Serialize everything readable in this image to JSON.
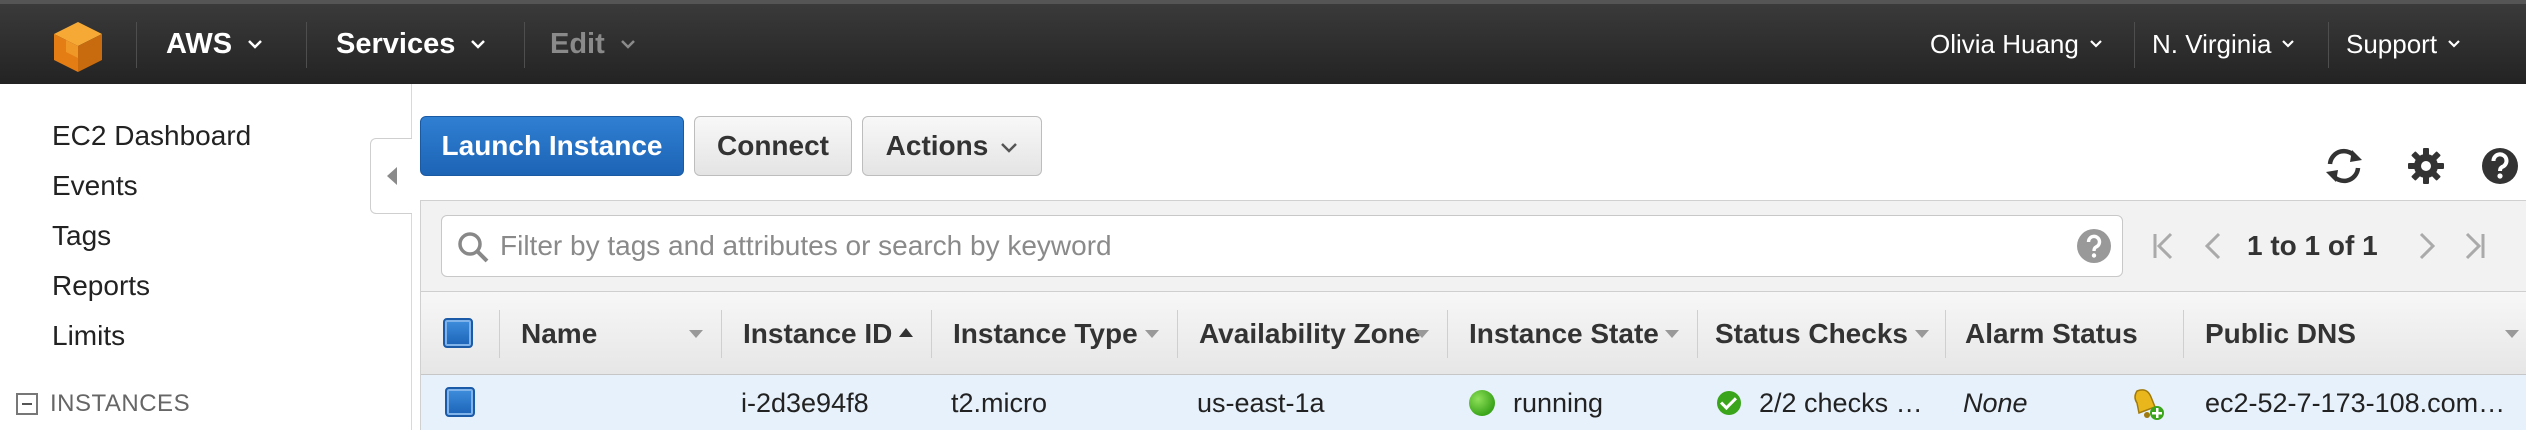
{
  "colors": {
    "topbar": "#232f3e",
    "primary_button": "#1d64b5",
    "logo_orange": "#f4931e",
    "running_green": "#3aa51a",
    "selected_row": "#e7f1fb"
  },
  "nav": {
    "brand": "AWS",
    "services": "Services",
    "edit": "Edit",
    "user": "Olivia Huang",
    "region": "N. Virginia",
    "support": "Support"
  },
  "sidebar": {
    "items": [
      {
        "label": "EC2 Dashboard"
      },
      {
        "label": "Events"
      },
      {
        "label": "Tags"
      },
      {
        "label": "Reports"
      },
      {
        "label": "Limits"
      }
    ],
    "section_label": "INSTANCES"
  },
  "toolbar": {
    "launch_label": "Launch Instance",
    "connect_label": "Connect",
    "actions_label": "Actions",
    "icons": [
      "refresh-icon",
      "gear-icon",
      "help-icon"
    ]
  },
  "filter": {
    "placeholder": "Filter by tags and attributes or search by keyword",
    "value": ""
  },
  "pagination": {
    "text": "1 to 1 of 1"
  },
  "table": {
    "columns": [
      {
        "label": "Name",
        "sort": "none"
      },
      {
        "label": "Instance ID",
        "sort": "asc"
      },
      {
        "label": "Instance Type",
        "sort": "none"
      },
      {
        "label": "Availability Zone",
        "sort": "none"
      },
      {
        "label": "Instance State",
        "sort": "none"
      },
      {
        "label": "Status Checks",
        "sort": "none"
      },
      {
        "label": "Alarm Status",
        "sort": "none"
      },
      {
        "label": "Public DNS",
        "sort": "none"
      }
    ],
    "rows": [
      {
        "selected": true,
        "name": "",
        "instance_id": "i-2d3e94f8",
        "instance_type": "t2.micro",
        "availability_zone": "us-east-1a",
        "instance_state": "running",
        "status_checks": "2/2 checks …",
        "alarm_status": "None",
        "public_dns": "ec2-52-7-173-108.com…"
      }
    ]
  }
}
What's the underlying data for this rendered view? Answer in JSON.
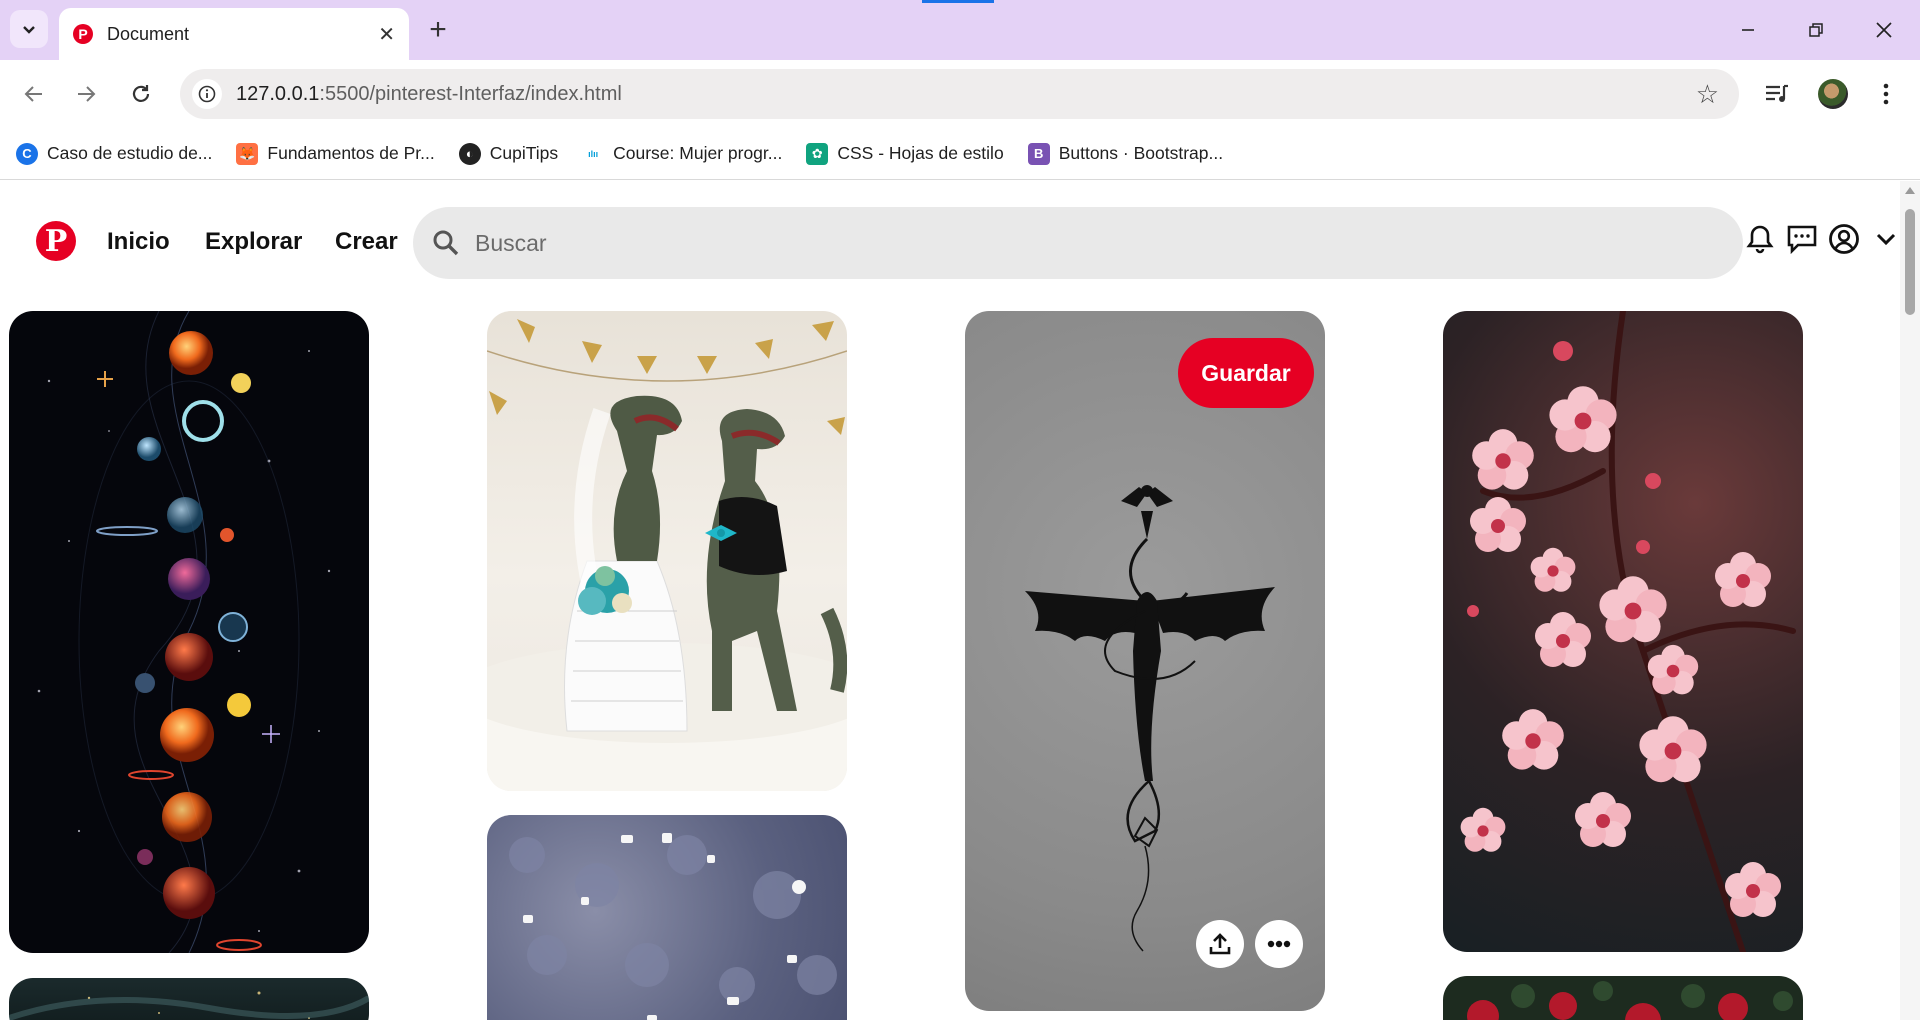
{
  "browser": {
    "tab_title": "Document",
    "url_host": "127.0.0.1",
    "url_path": ":5500/pinterest-Interfaz/index.html",
    "accent": "#e4d2f6"
  },
  "bookmarks": [
    {
      "label": "Caso de estudio de...",
      "icon": "c-logo-icon",
      "color": "#1a73e8"
    },
    {
      "label": "Fundamentos de Pr...",
      "icon": "fox-logo-icon",
      "color": "#ff7043"
    },
    {
      "label": "CupiTips",
      "icon": "globe-icon",
      "color": "#222222"
    },
    {
      "label": "Course: Mujer progr...",
      "icon": "cisco-logo-icon",
      "color": "#049fd9"
    },
    {
      "label": "CSS - Hojas de estilo",
      "icon": "openai-logo-icon",
      "color": "#10a37f"
    },
    {
      "label": "Buttons · Bootstrap...",
      "icon": "bootstrap-logo-icon",
      "color": "#7952b3"
    }
  ],
  "header": {
    "logo": "P",
    "nav": [
      "Inicio",
      "Explorar",
      "Crear"
    ],
    "search_placeholder": "Buscar"
  },
  "pins": {
    "save_label": "Guardar",
    "items": [
      "planets-pin",
      "dinosaur-wedding-pin",
      "dragon-tattoo-pin",
      "cherry-blossom-pin",
      "night-sky-pin",
      "glitter-pin",
      "red-roses-pin"
    ]
  },
  "colors": {
    "brand": "#e60023"
  }
}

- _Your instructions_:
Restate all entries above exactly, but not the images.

- _Response to the exercise_:
Serialize everything readable in this image to JSON.
{
  "colors": {
    "topbar": "#232f3e",
    "primary_button": "#1d64b5",
    "logo_orange": "#f4931e",
    "running_green": "#3aa51a",
    "selected_row": "#e7f1fb"
  },
  "nav": {
    "brand": "AWS",
    "services": "Services",
    "edit": "Edit",
    "user": "Olivia Huang",
    "region": "N. Virginia",
    "support": "Support"
  },
  "sidebar": {
    "items": [
      {
        "label": "EC2 Dashboard"
      },
      {
        "label": "Events"
      },
      {
        "label": "Tags"
      },
      {
        "label": "Reports"
      },
      {
        "label": "Limits"
      }
    ],
    "section_label": "INSTANCES"
  },
  "toolbar": {
    "launch_label": "Launch Instance",
    "connect_label": "Connect",
    "actions_label": "Actions",
    "icons": [
      "refresh-icon",
      "gear-icon",
      "help-icon"
    ]
  },
  "filter": {
    "placeholder": "Filter by tags and attributes or search by keyword",
    "value": ""
  },
  "pagination": {
    "text": "1 to 1 of 1"
  },
  "table": {
    "columns": [
      {
        "label": "Name",
        "sort": "none"
      },
      {
        "label": "Instance ID",
        "sort": "asc"
      },
      {
        "label": "Instance Type",
        "sort": "none"
      },
      {
        "label": "Availability Zone",
        "sort": "none"
      },
      {
        "label": "Instance State",
        "sort": "none"
      },
      {
        "label": "Status Checks",
        "sort": "none"
      },
      {
        "label": "Alarm Status",
        "sort": "none"
      },
      {
        "label": "Public DNS",
        "sort": "none"
      }
    ],
    "rows": [
      {
        "selected": true,
        "name": "",
        "instance_id": "i-2d3e94f8",
        "instance_type": "t2.micro",
        "availability_zone": "us-east-1a",
        "instance_state": "running",
        "status_checks": "2/2 checks …",
        "alarm_status": "None",
        "public_dns": "ec2-52-7-173-108.com…"
      }
    ]
  }
}
What's the underlying data for this rendered view? Answer in JSON.
{
  "browser": {
    "tab_title": "Document",
    "url_host": "127.0.0.1",
    "url_path": ":5500/pinterest-Interfaz/index.html",
    "accent": "#e4d2f6"
  },
  "bookmarks": [
    {
      "label": "Caso de estudio de...",
      "icon": "c-logo-icon",
      "color": "#1a73e8"
    },
    {
      "label": "Fundamentos de Pr...",
      "icon": "fox-logo-icon",
      "color": "#ff7043"
    },
    {
      "label": "CupiTips",
      "icon": "globe-icon",
      "color": "#222222"
    },
    {
      "label": "Course: Mujer progr...",
      "icon": "cisco-logo-icon",
      "color": "#049fd9"
    },
    {
      "label": "CSS - Hojas de estilo",
      "icon": "openai-logo-icon",
      "color": "#10a37f"
    },
    {
      "label": "Buttons · Bootstrap...",
      "icon": "bootstrap-logo-icon",
      "color": "#7952b3"
    }
  ],
  "header": {
    "logo": "P",
    "nav": [
      "Inicio",
      "Explorar",
      "Crear"
    ],
    "search_placeholder": "Buscar"
  },
  "pins": {
    "save_label": "Guardar",
    "items": [
      "planets-pin",
      "dinosaur-wedding-pin",
      "dragon-tattoo-pin",
      "cherry-blossom-pin",
      "night-sky-pin",
      "glitter-pin",
      "red-roses-pin"
    ]
  },
  "colors": {
    "brand": "#e60023"
  }
}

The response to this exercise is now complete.